Work required |
Each line in the data holding "text" should be listed.

<<<<

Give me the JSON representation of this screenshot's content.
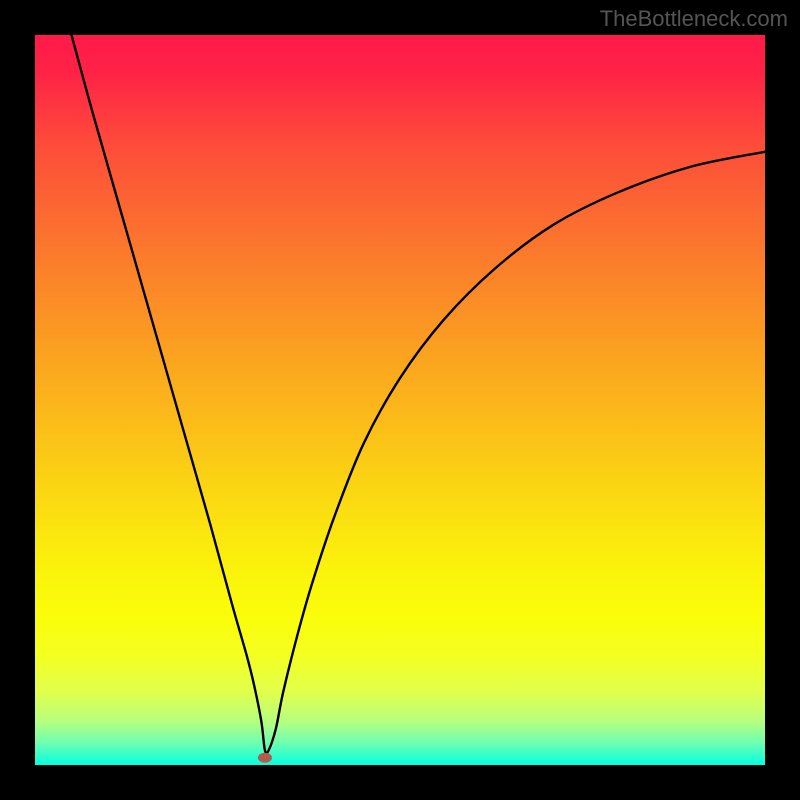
{
  "watermark": "TheBottleneck.com",
  "chart_data": {
    "type": "line",
    "title": "",
    "xlabel": "",
    "ylabel": "",
    "xlim": [
      0,
      100
    ],
    "ylim": [
      0,
      100
    ],
    "background_gradient": {
      "stops": [
        {
          "pos": 0.0,
          "color": "#ff1a49"
        },
        {
          "pos": 0.05,
          "color": "#ff2246"
        },
        {
          "pos": 0.15,
          "color": "#fd4c3a"
        },
        {
          "pos": 0.3,
          "color": "#fb7a2c"
        },
        {
          "pos": 0.45,
          "color": "#fba61f"
        },
        {
          "pos": 0.6,
          "color": "#fbd014"
        },
        {
          "pos": 0.72,
          "color": "#fbf00c"
        },
        {
          "pos": 0.8,
          "color": "#fafe0a"
        },
        {
          "pos": 0.85,
          "color": "#f4ff22"
        },
        {
          "pos": 0.9,
          "color": "#e1ff4c"
        },
        {
          "pos": 0.94,
          "color": "#b6ff7e"
        },
        {
          "pos": 0.97,
          "color": "#6effb3"
        },
        {
          "pos": 1.0,
          "color": "#04ffe0"
        }
      ]
    },
    "marker": {
      "x": 31.5,
      "y": 1.0,
      "color": "#b15c4c"
    },
    "series": [
      {
        "name": "curve",
        "x": [
          5,
          8,
          12,
          16,
          20,
          24,
          27,
          29,
          30,
          31,
          31.5,
          32,
          33,
          34,
          36,
          38,
          41,
          45,
          50,
          56,
          63,
          71,
          80,
          90,
          100
        ],
        "y": [
          100,
          89,
          75,
          61,
          47,
          33,
          22,
          15,
          11,
          6,
          2,
          2,
          5,
          10,
          18,
          25,
          34,
          44,
          53,
          61,
          68,
          74,
          78.5,
          82,
          84
        ]
      }
    ]
  }
}
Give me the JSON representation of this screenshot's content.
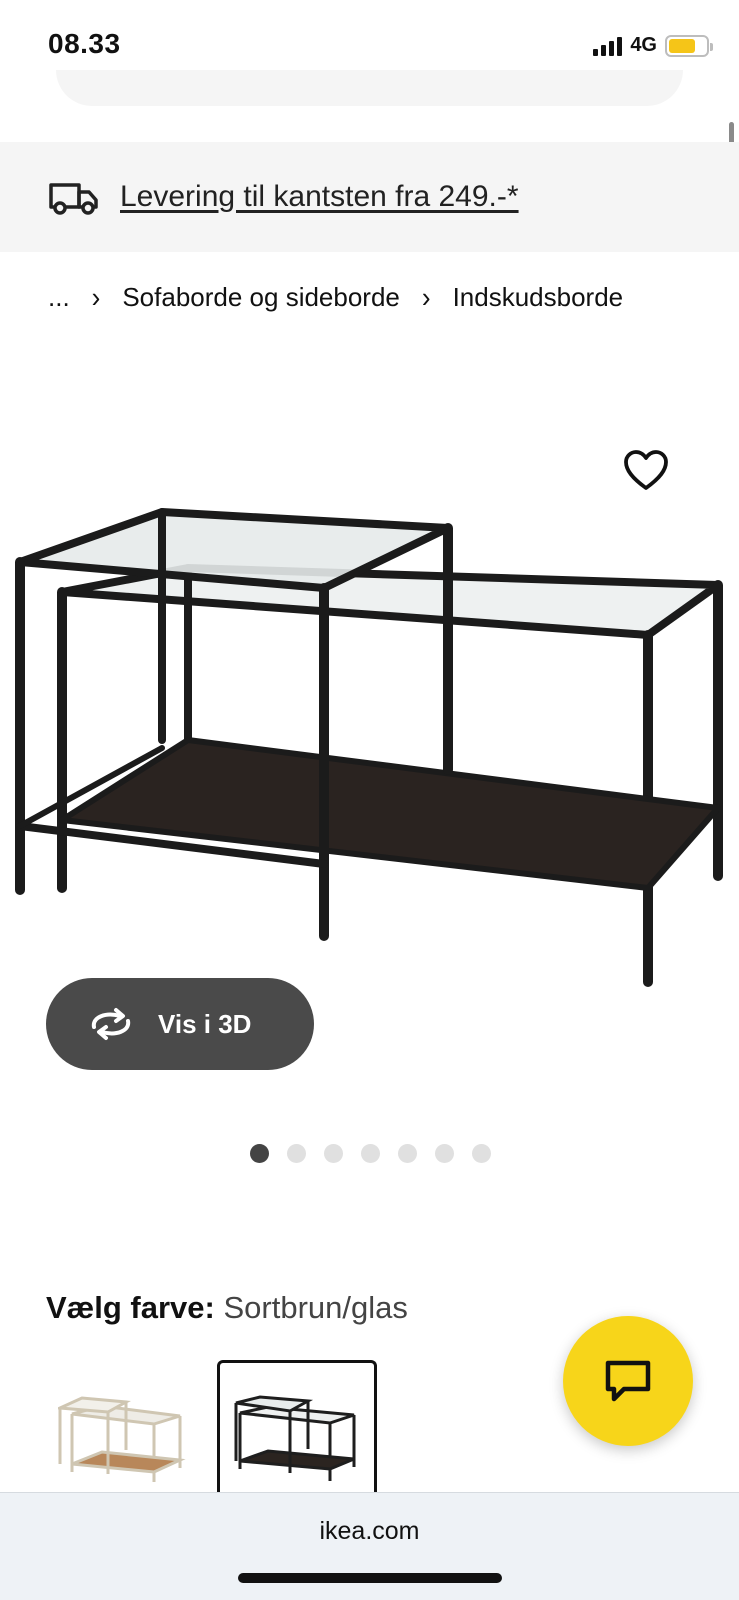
{
  "status_bar": {
    "time": "08.33",
    "network": "4G",
    "battery_color": "#f5c518"
  },
  "delivery_banner": {
    "icon": "truck-icon",
    "text": "Levering til kantsten fra 249.-*"
  },
  "breadcrumb": {
    "items": [
      "...",
      "Sofaborde og sideborde",
      "Indskudsborde"
    ],
    "separator_icon": "chevron-right-icon"
  },
  "product": {
    "image_description_icon": "nesting-tables-image",
    "favorite_icon": "heart-outline-icon",
    "view3d_label": "Vis i 3D",
    "view3d_icon": "rotate-3d-icon",
    "carousel": {
      "count": 7,
      "active_index": 0
    }
  },
  "color_selector": {
    "label": "Vælg farve:",
    "value": "Sortbrun/glas",
    "swatches": [
      {
        "name": "white-stain-variant",
        "selected": false
      },
      {
        "name": "black-brown-glass-variant",
        "selected": true
      }
    ]
  },
  "chat": {
    "icon": "chat-bubble-icon",
    "color": "#f7d51a"
  },
  "browser": {
    "url": "ikea.com"
  }
}
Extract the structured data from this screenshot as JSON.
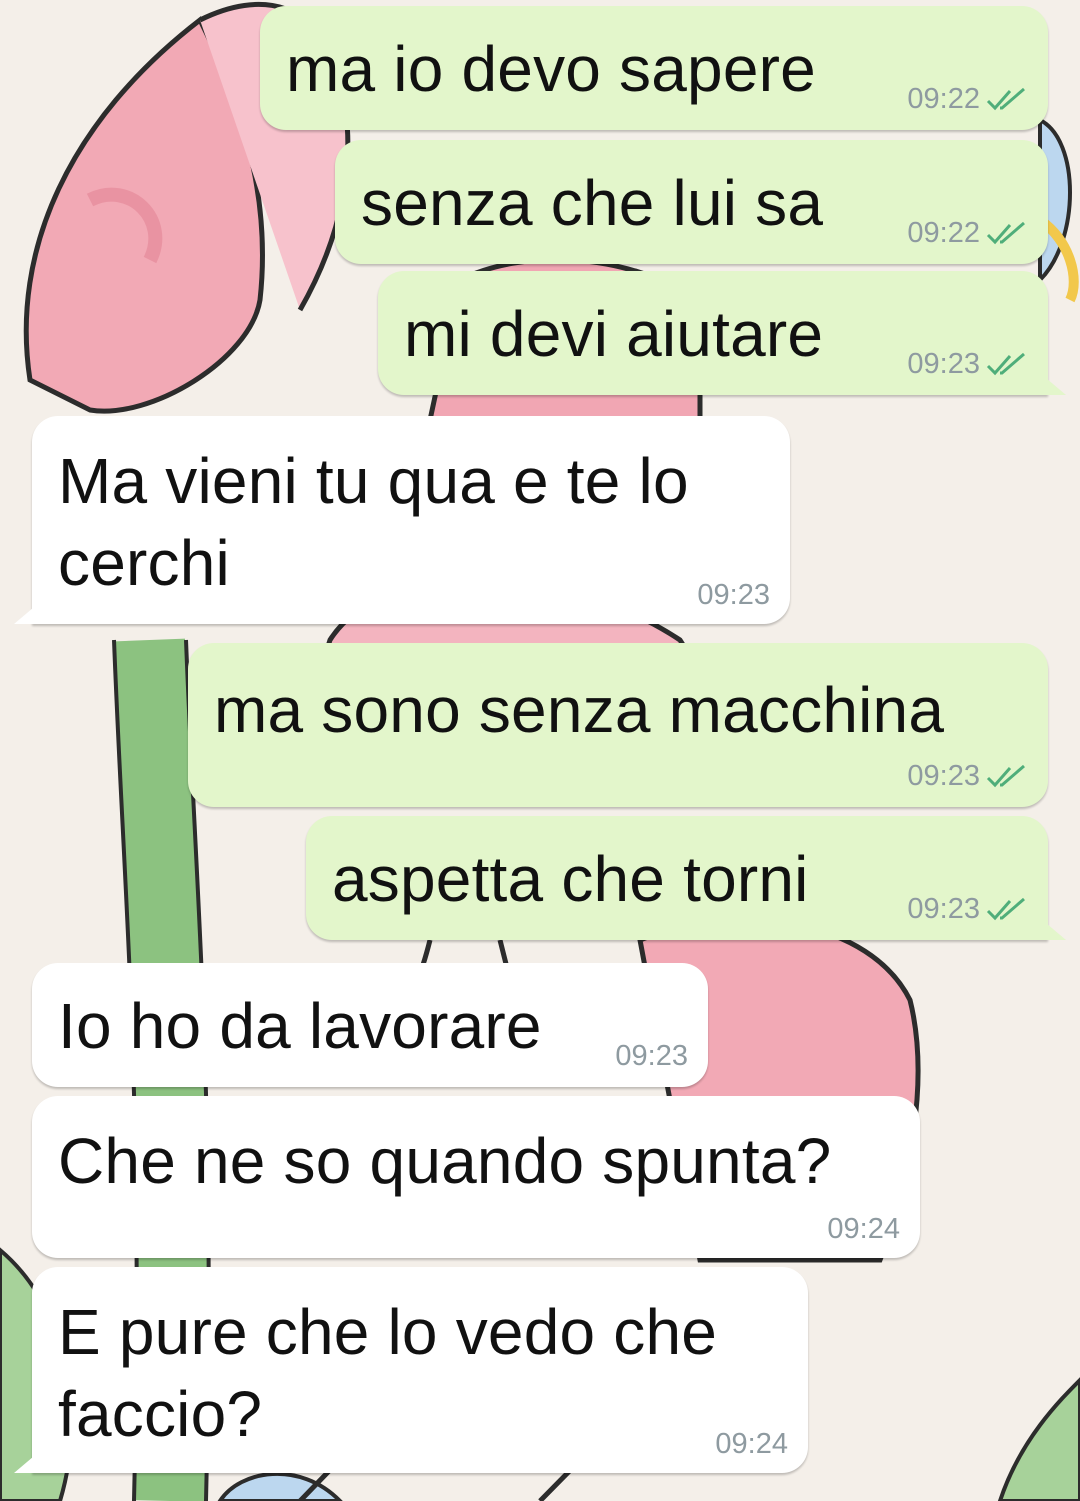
{
  "messages": [
    {
      "direction": "out",
      "text": "ma io devo sapere",
      "time": "09:22",
      "status": "read-icon"
    },
    {
      "direction": "out",
      "text": "senza che lui sa",
      "time": "09:22",
      "status": "read-icon"
    },
    {
      "direction": "out",
      "text": "mi devi aiutare",
      "time": "09:23",
      "status": "read-icon"
    },
    {
      "direction": "in",
      "text": "Ma vieni tu qua e te lo cerchi",
      "time": "09:23"
    },
    {
      "direction": "out",
      "text": "ma sono senza macchina",
      "time": "09:23",
      "status": "read-icon"
    },
    {
      "direction": "out",
      "text": "aspetta che torni",
      "time": "09:23",
      "status": "read-icon"
    },
    {
      "direction": "in",
      "text": "Io ho da lavorare",
      "time": "09:23"
    },
    {
      "direction": "in",
      "text": "Che ne so quando spunta?",
      "time": "09:24"
    },
    {
      "direction": "in",
      "text": "E pure che lo vedo che faccio?",
      "time": "09:24"
    }
  ],
  "colors": {
    "outgoing_bubble": "#e3f6cb",
    "incoming_bubble": "#ffffff",
    "timestamp": "#8e9aa0",
    "read_ticks": "#4fae7a"
  }
}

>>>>

Written answer |
    "text": "Levering til kantsten fra 249.-*"
      "text": "ma io devo sapere",
      "text": "senza che lui sa",
      "text": "mi devi aiutare",
      "text": "Ma vieni tu qua e te lo cerchi",
      "text": "ma sono senza macchina",
      "text": "aspetta che torni",
      "text": "Io ho da lavorare",
      "text": "Che ne so quando spunta?",
      "text": "E pure che lo vedo che faccio?",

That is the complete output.